MARK MULDER: It hasn't been that much of an adjustment. It's the guys I play with, you see the way they approach the game every day. It's not that it's that much different, but you can see a difference. Guys know when to back down a little bit and take it a little easier on some days. With only Oakland we had an young team. We were out there for early BP every day. It was a good time. These guys are just very prepared on this team, and you can see that right away.

QUESTION: Mark, you and Duncan have both talked about working on your delivery early in the season and Duncan just spoke to us about how you got your delivery going as he wanted to do it. Has that success you had here in the middle of the season, these two starts excluded, different than what you had in Oakland, or is it the same type of delivery, or what did you hit upon there?

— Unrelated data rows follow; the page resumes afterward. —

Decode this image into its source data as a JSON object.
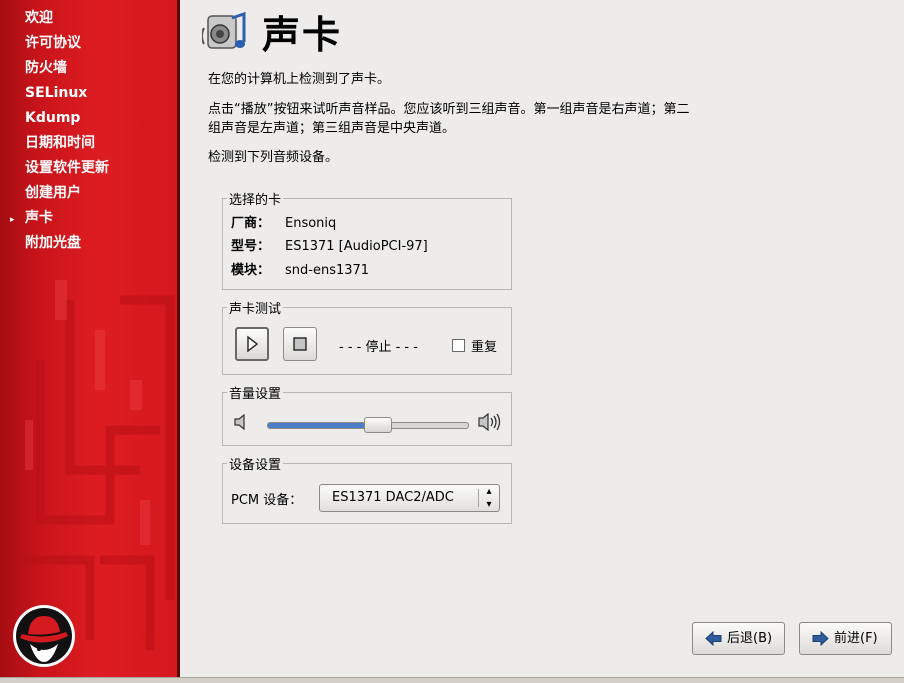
{
  "sidebar": {
    "items": [
      {
        "label": "欢迎"
      },
      {
        "label": "许可协议"
      },
      {
        "label": "防火墙"
      },
      {
        "label": "SELinux"
      },
      {
        "label": "Kdump"
      },
      {
        "label": "日期和时间"
      },
      {
        "label": "设置软件更新"
      },
      {
        "label": "创建用户"
      },
      {
        "label": "声卡",
        "current": true
      },
      {
        "label": "附加光盘"
      }
    ],
    "current_marker": "▸"
  },
  "page": {
    "title": "声卡",
    "title_icon": "sound-card-icon",
    "detected_text": "在您的计算机上检测到了声卡。",
    "instructions_line1": "点击“播放”按钮来试听声音样品。您应该听到三组声音。第一组声音是右声道；第二",
    "instructions_line2": "组声音是左声道；第三组声音是中央声道。",
    "devices_text": "检测到下列音频设备。"
  },
  "selected_card": {
    "legend": "选择的卡",
    "vendor_label": "厂商：",
    "vendor_value": "Ensoniq",
    "model_label": "型号：",
    "model_value": "ES1371 [AudioPCI-97]",
    "module_label": "模块：",
    "module_value": "snd-ens1371"
  },
  "sound_test": {
    "legend": "声卡测试",
    "status": "- - -  停止 - - -",
    "repeat_label": "重复",
    "repeat_checked": false
  },
  "volume": {
    "legend": "音量设置",
    "level": 0.55
  },
  "device": {
    "legend": "设备设置",
    "pcm_label": "PCM 设备：",
    "pcm_value": "ES1371 DAC2/ADC"
  },
  "footer": {
    "back_label": "后退(B)",
    "forward_label": "前进(F)"
  },
  "colors": {
    "sidebar_red": "#d41a1f",
    "background": "#edeceb",
    "slider_fill": "#4b7ec7"
  }
}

MARK MULDER: I got into some bad habits at the end of last season and was working my way to get out of it, and I did. You know, with a lot of -- obviously with Dunc's help, things have gone a lot better, and you know, I feel really good out on the mound with everything that I'm throwing and everything that I'm doing out there.

QUESTION: Mark, what's it been like for you off the field? I was reading the ESPN The Magazine piece about you and Hudson and Zito.

MARK MULDER: I haven't read it yet.

QUESTION: Are you a little homesick? Do you miss your friends?

MARK MULDER: That was a little blown out. That was made up. It wasn't made up. It was just made to go a little bit bigger than it was. When I was talking to Michael Irvin I think who was the guy who was writing it, I was saying to him when I got over here is all these guys are married, so when the game's done, it's sorry, guys, see you tomorrow because they're going home to their families. In Oakland we were young a bunch guys who after the game said where are we going to dinner, where are we going out tonight? Like I said, everybody is married so there's not as much to do. That's all.

QUESTION: I think now that Maddux has fallen by the wayside, you have the most 15 win seasons in a row. Is that a point of pride for you, or do you even think about that?

MARK MULDER: I'm not thinking about it when the season's going on, but when you get it and his is over now, I mean, sure. I take pride in that. You know, it's consistency, and I think every pitcher strives for that. Everyone wants to be consistent and he's the perfect example of that.